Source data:
+ + + + + + +
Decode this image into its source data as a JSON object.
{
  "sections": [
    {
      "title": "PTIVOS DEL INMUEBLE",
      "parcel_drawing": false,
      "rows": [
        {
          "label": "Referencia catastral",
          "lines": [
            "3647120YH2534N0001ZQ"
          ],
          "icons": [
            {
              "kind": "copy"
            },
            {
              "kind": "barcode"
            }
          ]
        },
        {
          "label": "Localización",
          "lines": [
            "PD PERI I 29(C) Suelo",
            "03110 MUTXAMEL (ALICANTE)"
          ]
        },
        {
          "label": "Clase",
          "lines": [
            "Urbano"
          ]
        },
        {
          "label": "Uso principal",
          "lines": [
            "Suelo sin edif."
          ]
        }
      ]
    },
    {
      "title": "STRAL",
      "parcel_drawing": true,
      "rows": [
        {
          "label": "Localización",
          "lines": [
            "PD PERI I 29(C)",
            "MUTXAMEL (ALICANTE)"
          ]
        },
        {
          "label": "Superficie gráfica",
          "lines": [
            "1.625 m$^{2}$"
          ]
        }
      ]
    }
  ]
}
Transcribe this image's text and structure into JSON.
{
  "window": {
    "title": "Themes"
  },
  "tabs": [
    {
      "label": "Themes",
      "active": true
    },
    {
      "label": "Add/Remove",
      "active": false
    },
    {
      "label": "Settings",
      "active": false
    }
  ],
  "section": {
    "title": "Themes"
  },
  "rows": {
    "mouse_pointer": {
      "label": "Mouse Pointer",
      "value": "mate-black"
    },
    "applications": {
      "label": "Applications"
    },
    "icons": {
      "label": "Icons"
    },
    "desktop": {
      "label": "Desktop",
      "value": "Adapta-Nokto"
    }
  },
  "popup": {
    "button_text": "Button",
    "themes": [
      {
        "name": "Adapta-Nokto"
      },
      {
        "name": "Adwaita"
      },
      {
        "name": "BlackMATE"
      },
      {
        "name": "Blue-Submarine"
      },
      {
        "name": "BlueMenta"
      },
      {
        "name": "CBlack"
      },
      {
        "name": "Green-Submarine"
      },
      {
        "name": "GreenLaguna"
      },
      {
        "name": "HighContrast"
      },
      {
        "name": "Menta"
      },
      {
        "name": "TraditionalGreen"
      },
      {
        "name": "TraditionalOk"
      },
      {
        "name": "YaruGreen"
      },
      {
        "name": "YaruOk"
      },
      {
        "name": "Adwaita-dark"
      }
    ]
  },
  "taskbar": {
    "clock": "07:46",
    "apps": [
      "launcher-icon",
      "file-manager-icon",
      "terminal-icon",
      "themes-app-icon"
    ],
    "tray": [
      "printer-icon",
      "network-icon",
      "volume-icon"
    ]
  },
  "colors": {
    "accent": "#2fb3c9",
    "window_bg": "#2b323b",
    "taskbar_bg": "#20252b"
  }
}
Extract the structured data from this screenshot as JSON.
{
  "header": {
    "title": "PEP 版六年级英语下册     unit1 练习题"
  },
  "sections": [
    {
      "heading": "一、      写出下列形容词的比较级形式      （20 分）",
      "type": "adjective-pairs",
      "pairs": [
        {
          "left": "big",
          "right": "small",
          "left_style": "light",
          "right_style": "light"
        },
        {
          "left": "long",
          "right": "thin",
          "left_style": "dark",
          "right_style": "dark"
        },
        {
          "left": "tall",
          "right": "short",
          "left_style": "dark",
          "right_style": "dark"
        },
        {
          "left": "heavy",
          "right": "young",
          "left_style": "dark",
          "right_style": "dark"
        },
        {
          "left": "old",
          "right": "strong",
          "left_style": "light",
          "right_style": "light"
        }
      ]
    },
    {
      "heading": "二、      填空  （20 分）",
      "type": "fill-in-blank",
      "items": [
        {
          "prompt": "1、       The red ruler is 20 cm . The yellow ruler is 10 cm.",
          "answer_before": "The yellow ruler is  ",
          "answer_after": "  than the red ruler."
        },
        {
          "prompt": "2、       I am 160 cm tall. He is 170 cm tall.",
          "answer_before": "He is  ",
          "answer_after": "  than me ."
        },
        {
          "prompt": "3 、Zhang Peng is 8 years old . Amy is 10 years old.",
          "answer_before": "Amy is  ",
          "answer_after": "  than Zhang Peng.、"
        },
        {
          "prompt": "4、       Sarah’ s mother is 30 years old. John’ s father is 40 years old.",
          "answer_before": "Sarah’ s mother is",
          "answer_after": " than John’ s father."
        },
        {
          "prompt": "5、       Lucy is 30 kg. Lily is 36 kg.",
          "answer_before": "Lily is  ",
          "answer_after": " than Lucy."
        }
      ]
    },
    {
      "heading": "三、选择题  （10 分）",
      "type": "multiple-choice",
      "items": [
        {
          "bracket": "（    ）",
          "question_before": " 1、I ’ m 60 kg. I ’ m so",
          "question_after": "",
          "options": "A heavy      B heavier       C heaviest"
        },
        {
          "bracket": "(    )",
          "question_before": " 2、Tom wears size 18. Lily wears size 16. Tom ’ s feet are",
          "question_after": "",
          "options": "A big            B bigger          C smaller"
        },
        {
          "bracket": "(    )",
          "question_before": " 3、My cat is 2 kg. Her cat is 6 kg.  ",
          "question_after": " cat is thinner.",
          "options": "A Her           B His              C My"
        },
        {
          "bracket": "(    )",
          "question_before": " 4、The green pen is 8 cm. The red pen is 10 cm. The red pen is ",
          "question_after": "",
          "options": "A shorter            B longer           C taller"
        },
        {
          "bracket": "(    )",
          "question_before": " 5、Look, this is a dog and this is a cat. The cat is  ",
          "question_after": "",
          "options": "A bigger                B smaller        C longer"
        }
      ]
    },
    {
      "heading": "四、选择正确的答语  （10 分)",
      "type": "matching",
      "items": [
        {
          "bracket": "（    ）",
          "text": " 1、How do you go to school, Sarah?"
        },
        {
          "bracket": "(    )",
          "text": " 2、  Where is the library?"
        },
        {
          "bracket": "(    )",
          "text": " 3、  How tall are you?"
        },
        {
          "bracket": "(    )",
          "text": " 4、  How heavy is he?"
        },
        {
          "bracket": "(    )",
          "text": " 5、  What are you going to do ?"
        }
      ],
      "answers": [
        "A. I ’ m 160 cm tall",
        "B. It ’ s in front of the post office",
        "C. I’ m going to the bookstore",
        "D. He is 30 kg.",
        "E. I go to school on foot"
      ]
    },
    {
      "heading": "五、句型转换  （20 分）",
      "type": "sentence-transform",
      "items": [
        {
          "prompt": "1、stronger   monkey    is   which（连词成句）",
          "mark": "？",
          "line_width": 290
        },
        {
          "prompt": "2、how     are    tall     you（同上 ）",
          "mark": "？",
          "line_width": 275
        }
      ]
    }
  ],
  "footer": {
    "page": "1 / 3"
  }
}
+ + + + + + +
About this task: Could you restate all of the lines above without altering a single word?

Task solution:
Decode this image into its source data as a JSON object.
{
  "sections": [
    {
      "title": "PTIVOS DEL INMUEBLE",
      "parcel_drawing": false,
      "rows": [
        {
          "label": "Referencia catastral",
          "lines": [
            "3647120YH2534N0001ZQ"
          ],
          "icons": [
            {
              "kind": "copy"
            },
            {
              "kind": "barcode"
            }
          ]
        },
        {
          "label": "Localización",
          "lines": [
            "PD PERI I 29(C) Suelo",
            "03110 MUTXAMEL (ALICANTE)"
          ]
        },
        {
          "label": "Clase",
          "lines": [
            "Urbano"
          ]
        },
        {
          "label": "Uso principal",
          "lines": [
            "Suelo sin edif."
          ]
        }
      ]
    },
    {
      "title": "STRAL",
      "parcel_drawing": true,
      "rows": [
        {
          "label": "Localización",
          "lines": [
            "PD PERI I 29(C)",
            "MUTXAMEL (ALICANTE)"
          ]
        },
        {
          "label": "Superficie gráfica",
          "lines": [
            "1.625 m$^{2}$"
          ]
        }
      ]
    }
  ]
}
Transcribe this image's text and structure into JSON.
{
  "window": {
    "title": "Themes"
  },
  "tabs": [
    {
      "label": "Themes",
      "active": true
    },
    {
      "label": "Add/Remove",
      "active": false
    },
    {
      "label": "Settings",
      "active": false
    }
  ],
  "section": {
    "title": "Themes"
  },
  "rows": {
    "mouse_pointer": {
      "label": "Mouse Pointer",
      "value": "mate-black"
    },
    "applications": {
      "label": "Applications"
    },
    "icons": {
      "label": "Icons"
    },
    "desktop": {
      "label": "Desktop",
      "value": "Adapta-Nokto"
    }
  },
  "popup": {
    "button_text": "Button",
    "themes": [
      {
        "name": "Adapta-Nokto"
      },
      {
        "name": "Adwaita"
      },
      {
        "name": "BlackMATE"
      },
      {
        "name": "Blue-Submarine"
      },
      {
        "name": "BlueMenta"
      },
      {
        "name": "CBlack"
      },
      {
        "name": "Green-Submarine"
      },
      {
        "name": "GreenLaguna"
      },
      {
        "name": "HighContrast"
      },
      {
        "name": "Menta"
      },
      {
        "name": "TraditionalGreen"
      },
      {
        "name": "TraditionalOk"
      },
      {
        "name": "YaruGreen"
      },
      {
        "name": "YaruOk"
      },
      {
        "name": "Adwaita-dark"
      }
    ]
  },
  "taskbar": {
    "clock": "07:46",
    "apps": [
      "launcher-icon",
      "file-manager-icon",
      "terminal-icon",
      "themes-app-icon"
    ],
    "tray": [
      "printer-icon",
      "network-icon",
      "volume-icon"
    ]
  },
  "colors": {
    "accent": "#2fb3c9",
    "window_bg": "#2b323b",
    "taskbar_bg": "#20252b"
  }
}
Extract the structured data from this screenshot as JSON.
{
  "header": {
    "title": "PEP 版六年级英语下册     unit1 练习题"
  },
  "sections": [
    {
      "heading": "一、      写出下列形容词的比较级形式      （20 分）",
      "type": "adjective-pairs",
      "pairs": [
        {
          "left": "big",
          "right": "small",
          "left_style": "light",
          "right_style": "light"
        },
        {
          "left": "long",
          "right": "thin",
          "left_style": "dark",
          "right_style": "dark"
        },
        {
          "left": "tall",
          "right": "short",
          "left_style": "dark",
          "right_style": "dark"
        },
        {
          "left": "heavy",
          "right": "young",
          "left_style": "dark",
          "right_style": "dark"
        },
        {
          "left": "old",
          "right": "strong",
          "left_style": "light",
          "right_style": "light"
        }
      ]
    },
    {
      "heading": "二、      填空  （20 分）",
      "type": "fill-in-blank",
      "items": [
        {
          "prompt": "1、       The red ruler is 20 cm . The yellow ruler is 10 cm.",
          "answer_before": "The yellow ruler is  ",
          "answer_after": "  than the red ruler."
        },
        {
          "prompt": "2、       I am 160 cm tall. He is 170 cm tall.",
          "answer_before": "He is  ",
          "answer_after": "  than me ."
        },
        {
          "prompt": "3 、Zhang Peng is 8 years old . Amy is 10 years old.",
          "answer_before": "Amy is  ",
          "answer_after": "  than Zhang Peng.、"
        },
        {
          "prompt": "4、       Sarah’ s mother is 30 years old. John’ s father is 40 years old.",
          "answer_before": "Sarah’ s mother is",
          "answer_after": " than John’ s father."
        },
        {
          "prompt": "5、       Lucy is 30 kg. Lily is 36 kg.",
          "answer_before": "Lily is  ",
          "answer_after": " than Lucy."
        }
      ]
    },
    {
      "heading": "三、选择题  （10 分）",
      "type": "multiple-choice",
      "items": [
        {
          "bracket": "（    ）",
          "question_before": " 1、I ’ m 60 kg. I ’ m so",
          "question_after": "",
          "options": "A heavy      B heavier       C heaviest"
        },
        {
          "bracket": "(    )",
          "question_before": " 2、Tom wears size 18. Lily wears size 16. Tom ’ s feet are",
          "question_after": "",
          "options": "A big            B bigger          C smaller"
        },
        {
          "bracket": "(    )",
          "question_before": " 3、My cat is 2 kg. Her cat is 6 kg.  ",
          "question_after": " cat is thinner.",
          "options": "A Her           B His              C My"
        },
        {
          "bracket": "(    )",
          "question_before": " 4、The green pen is 8 cm. The red pen is 10 cm. The red pen is ",
          "question_after": "",
          "options": "A shorter            B longer           C taller"
        },
        {
          "bracket": "(    )",
          "question_before": " 5、Look, this is a dog and this is a cat. The cat is  ",
          "question_after": "",
          "options": "A bigger                B smaller        C longer"
        }
      ]
    },
    {
      "heading": "四、选择正确的答语  （10 分)",
      "type": "matching",
      "items": [
        {
          "bracket": "（    ）",
          "text": " 1、How do you go to school, Sarah?"
        },
        {
          "bracket": "(    )",
          "text": " 2、  Where is the library?"
        },
        {
          "bracket": "(    )",
          "text": " 3、  How tall are you?"
        },
        {
          "bracket": "(    )",
          "text": " 4、  How heavy is he?"
        },
        {
          "bracket": "(    )",
          "text": " 5、  What are you going to do ?"
        }
      ],
      "answers": [
        "A. I ’ m 160 cm tall",
        "B. It ’ s in front of the post office",
        "C. I’ m going to the bookstore",
        "D. He is 30 kg.",
        "E. I go to school on foot"
      ]
    },
    {
      "heading": "五、句型转换  （20 分）",
      "type": "sentence-transform",
      "items": [
        {
          "prompt": "1、stronger   monkey    is   which（连词成句）",
          "mark": "？",
          "line_width": 290
        },
        {
          "prompt": "2、how     are    tall     you（同上 ）",
          "mark": "？",
          "line_width": 275
        }
      ]
    }
  ],
  "footer": {
    "page": "1 / 3"
  }
}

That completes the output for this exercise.